Monday, January 26, 2009 | MANILA, PHILIPPINES
BY JESSICA ANNE D. HERMOSA, Reporter
LOCAL CEMENT manufacturer Holcim Philippines, Inc. may temporarily shut down its kilns in response to an expected weakening of sales, officials last week said.
The firm, which claims to corner roughly a third of the market, is considering halting production for as much as six weeks at a time to cut costs, Holcim Philippines Chief Operating Officer Ian S. Thackwray said.
"I am expecting to have shorter production ... and close kilns for six weeks. There is a chance that we will periodically [shut kilns down]. We are preparing for it," Mr. Thackwray told reporters at the sidelines of a company event last Friday.
A double-digit drop in cement demand will trigger a production halt, Eduardo A. Sahagun, the firm’s head of sales, marketing and distribution told BusinessWorld . He declined to be more specific.
A manufacturing line in Misamis Oriental which ceased operations in 2008, meanwhile, will likely stay closed this year, Mr. Thackwray added.
Holcim Philippines is the country’s leading cement maker in terms of capacity as its four plants are able to produce 34% or 7.238 million tons of the industry’s 21.04 million-ton total, 2007 data from the Cement Manufacturers Association of the Philippines (CeMAP) show.
Workers will be compensated even as production is halted, Mr. Thackwray said.
"It will not result in retrenchment," he said, adding that the kilns can be made to quickly resume operations if needed.
Some 1,400 employees work at Holcim Philippines according to its website.
Holcim Philippines had imposed temporary shutdowns during the 1997 Asian financial crisis, Mr. Sahagun said, with each halt stretching on for up to two months.
"It will depend on how things will be, if we will be deluged by imports and if the second round of the crisis is much more than what we expected," he said.
The economic downturn will cause construction by the private sector to weaken, Mr. Thackwray said.
"Most private construction have been completed while new projects are slowing. Private construction will undoubtedly decline.
"And it still remains to be seen whether the government has the ability to invest [in infrastructure]," he said.

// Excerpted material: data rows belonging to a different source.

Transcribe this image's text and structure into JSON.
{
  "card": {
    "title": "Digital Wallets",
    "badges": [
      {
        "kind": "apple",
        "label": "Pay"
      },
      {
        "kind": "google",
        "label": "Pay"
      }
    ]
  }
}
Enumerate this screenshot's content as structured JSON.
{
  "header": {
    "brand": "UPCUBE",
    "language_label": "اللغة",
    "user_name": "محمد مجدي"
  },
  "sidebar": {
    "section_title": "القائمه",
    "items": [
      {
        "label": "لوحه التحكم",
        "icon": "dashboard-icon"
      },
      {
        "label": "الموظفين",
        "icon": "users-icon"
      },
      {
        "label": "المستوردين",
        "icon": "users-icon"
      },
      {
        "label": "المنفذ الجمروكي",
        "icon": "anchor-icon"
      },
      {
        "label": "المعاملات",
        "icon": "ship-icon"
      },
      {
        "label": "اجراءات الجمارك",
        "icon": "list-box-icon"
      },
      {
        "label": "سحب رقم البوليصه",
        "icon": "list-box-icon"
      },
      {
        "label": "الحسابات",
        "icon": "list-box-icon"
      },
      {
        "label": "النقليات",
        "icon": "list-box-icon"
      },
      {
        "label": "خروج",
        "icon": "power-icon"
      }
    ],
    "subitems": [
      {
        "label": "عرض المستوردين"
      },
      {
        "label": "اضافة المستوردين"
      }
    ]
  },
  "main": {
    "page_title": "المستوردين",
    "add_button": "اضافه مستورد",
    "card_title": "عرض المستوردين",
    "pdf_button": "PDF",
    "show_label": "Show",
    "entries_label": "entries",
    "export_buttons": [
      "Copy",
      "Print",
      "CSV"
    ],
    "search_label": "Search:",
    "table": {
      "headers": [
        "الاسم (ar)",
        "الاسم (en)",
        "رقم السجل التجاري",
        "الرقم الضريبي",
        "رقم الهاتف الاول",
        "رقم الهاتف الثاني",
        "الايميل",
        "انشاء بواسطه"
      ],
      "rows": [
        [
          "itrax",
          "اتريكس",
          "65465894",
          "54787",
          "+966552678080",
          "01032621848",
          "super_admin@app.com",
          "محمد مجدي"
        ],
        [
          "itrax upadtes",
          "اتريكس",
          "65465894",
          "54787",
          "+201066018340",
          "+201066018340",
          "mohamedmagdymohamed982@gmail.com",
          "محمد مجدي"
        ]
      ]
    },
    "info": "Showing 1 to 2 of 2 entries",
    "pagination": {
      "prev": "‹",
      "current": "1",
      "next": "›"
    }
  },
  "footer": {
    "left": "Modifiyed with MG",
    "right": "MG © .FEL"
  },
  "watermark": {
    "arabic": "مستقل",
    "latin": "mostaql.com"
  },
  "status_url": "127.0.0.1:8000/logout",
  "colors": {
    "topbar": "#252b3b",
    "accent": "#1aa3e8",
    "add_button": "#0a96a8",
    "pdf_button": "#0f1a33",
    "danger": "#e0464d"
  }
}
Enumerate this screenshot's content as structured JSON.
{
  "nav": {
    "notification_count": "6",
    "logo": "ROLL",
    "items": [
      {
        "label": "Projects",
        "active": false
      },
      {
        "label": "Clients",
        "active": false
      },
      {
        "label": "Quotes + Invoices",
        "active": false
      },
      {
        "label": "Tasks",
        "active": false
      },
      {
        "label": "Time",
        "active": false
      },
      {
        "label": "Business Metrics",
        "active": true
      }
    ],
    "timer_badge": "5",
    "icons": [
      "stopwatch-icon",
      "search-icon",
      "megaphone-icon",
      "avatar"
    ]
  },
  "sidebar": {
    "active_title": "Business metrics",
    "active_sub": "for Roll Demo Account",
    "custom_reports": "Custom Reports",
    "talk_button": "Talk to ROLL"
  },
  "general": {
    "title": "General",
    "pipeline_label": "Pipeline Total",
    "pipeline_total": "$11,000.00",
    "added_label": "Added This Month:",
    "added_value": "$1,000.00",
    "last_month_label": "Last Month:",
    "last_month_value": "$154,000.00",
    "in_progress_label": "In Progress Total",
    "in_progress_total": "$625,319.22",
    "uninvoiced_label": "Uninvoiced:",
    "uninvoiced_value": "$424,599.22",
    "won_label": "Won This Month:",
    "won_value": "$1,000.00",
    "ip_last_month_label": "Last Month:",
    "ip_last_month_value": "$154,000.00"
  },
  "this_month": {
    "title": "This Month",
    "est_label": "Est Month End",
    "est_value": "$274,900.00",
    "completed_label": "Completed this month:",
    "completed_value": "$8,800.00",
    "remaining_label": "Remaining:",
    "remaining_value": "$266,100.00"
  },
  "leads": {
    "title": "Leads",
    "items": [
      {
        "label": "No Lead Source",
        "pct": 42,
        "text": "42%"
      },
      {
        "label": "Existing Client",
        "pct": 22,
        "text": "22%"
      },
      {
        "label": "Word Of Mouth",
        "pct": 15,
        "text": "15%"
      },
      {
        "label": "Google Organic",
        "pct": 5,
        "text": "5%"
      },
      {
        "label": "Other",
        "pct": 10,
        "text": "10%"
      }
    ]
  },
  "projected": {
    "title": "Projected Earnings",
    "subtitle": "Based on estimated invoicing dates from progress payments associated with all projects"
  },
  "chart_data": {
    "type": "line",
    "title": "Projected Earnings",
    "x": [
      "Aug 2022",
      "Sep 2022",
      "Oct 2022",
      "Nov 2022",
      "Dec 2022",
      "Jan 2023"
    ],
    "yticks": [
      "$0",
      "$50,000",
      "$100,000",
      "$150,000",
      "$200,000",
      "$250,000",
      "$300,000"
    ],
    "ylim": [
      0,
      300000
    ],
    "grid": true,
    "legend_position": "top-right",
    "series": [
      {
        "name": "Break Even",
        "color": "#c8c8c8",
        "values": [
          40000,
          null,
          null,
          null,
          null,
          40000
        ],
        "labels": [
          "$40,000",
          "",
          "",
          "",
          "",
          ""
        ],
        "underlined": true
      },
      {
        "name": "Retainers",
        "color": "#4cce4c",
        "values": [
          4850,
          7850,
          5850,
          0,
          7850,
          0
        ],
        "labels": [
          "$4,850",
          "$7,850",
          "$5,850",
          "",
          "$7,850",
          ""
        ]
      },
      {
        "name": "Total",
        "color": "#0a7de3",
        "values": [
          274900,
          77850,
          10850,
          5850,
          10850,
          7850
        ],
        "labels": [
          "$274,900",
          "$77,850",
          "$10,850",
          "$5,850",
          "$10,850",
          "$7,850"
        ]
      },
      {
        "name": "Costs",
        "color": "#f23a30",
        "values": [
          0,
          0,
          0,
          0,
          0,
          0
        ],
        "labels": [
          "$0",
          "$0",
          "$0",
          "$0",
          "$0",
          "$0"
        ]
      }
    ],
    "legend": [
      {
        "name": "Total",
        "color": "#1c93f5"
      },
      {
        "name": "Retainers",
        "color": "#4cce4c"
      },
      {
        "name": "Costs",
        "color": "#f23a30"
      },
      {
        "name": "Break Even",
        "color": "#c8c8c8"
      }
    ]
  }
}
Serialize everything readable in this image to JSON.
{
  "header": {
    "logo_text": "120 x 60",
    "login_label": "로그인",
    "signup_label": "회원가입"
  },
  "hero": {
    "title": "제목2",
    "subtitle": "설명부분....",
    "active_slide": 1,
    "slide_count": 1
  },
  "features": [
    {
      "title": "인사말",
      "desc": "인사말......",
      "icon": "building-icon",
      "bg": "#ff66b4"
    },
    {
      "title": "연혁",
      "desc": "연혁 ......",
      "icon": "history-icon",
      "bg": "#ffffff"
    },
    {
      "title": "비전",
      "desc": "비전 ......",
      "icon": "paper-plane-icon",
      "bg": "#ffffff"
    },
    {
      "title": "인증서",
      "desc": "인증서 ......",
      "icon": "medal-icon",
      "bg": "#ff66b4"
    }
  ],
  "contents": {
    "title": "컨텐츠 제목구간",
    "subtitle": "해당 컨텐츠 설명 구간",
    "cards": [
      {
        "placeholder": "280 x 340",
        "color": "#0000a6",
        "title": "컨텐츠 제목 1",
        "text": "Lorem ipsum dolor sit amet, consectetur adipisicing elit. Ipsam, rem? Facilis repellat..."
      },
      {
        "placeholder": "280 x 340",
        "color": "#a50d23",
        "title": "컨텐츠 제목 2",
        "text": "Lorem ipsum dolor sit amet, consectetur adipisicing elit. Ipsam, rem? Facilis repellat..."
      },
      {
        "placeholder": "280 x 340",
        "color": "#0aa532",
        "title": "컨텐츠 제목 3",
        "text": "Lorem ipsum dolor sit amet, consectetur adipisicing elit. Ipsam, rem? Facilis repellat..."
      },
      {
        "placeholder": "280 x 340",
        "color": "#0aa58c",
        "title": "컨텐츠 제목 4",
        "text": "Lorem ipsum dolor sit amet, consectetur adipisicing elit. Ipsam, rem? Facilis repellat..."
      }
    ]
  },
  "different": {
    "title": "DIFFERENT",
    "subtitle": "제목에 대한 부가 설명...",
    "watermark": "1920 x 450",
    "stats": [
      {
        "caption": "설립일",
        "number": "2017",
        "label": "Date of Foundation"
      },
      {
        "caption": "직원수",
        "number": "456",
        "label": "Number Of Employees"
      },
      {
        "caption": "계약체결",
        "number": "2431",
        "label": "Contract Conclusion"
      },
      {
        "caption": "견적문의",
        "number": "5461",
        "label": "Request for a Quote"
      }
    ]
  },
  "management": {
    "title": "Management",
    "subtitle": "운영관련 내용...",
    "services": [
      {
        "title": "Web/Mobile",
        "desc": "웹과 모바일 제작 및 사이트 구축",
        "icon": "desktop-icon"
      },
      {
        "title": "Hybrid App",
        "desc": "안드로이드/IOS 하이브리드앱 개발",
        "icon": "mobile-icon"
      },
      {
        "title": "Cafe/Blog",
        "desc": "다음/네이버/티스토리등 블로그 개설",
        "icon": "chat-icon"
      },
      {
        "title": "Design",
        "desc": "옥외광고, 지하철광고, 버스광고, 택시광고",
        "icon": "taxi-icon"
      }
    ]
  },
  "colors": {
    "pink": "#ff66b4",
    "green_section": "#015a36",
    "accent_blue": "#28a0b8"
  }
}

CeMAP President Ernesto M. Ordoñez concurred in a telephone interview yesterday, saying that cement sales are likely to dip as private construction is put on hold amid the economic downturn.
Government infrastructure projects this year may boost demand, but "there is a difference between money allocated and if the money is spent", he said.
"Cement has a shelf life. You are better off not producing if you cannot sell," Mr. Ordoñez explained.
The industry is also concerned that imported cement entering the country at 0% tariff will eat into the demand of local companies, he said.
The 3% tariff slapped on cement from the Association of Southeast Asian Nations (ASEAN) and the 5% tariff on cement imported elsewhere were scrapped in November last year under Executive Order 766 to "ensure the stability of prices and adequacy of the supply of cement for government’s infrastructure programs including low-cost/mass housing projects."
Philippine Cement Workers Council National Coordinator Felix B. Deyta similarly opposed the tariff cut in a separate telephone interview yesterday.
"We fear that, with the tariff elimination, imported cement will flood the market. It will hurt firms’ employment," Mr. Deyta said in Filipino.
The industry employs some 120,000 direct and indirect workers, CeMAP data show.
Mr. Deyta, however, said he was confident firms will respect workers’ rights in case production halts become common in the industry.
Meanwhile, Holcim Philippines said it won’t be increasing cement prices.
"I would expect there would be no upward pressure on prices," Mr. Thackwray said, noting that oil and coal prices have been declining. "I don’t intend to increase prices for now."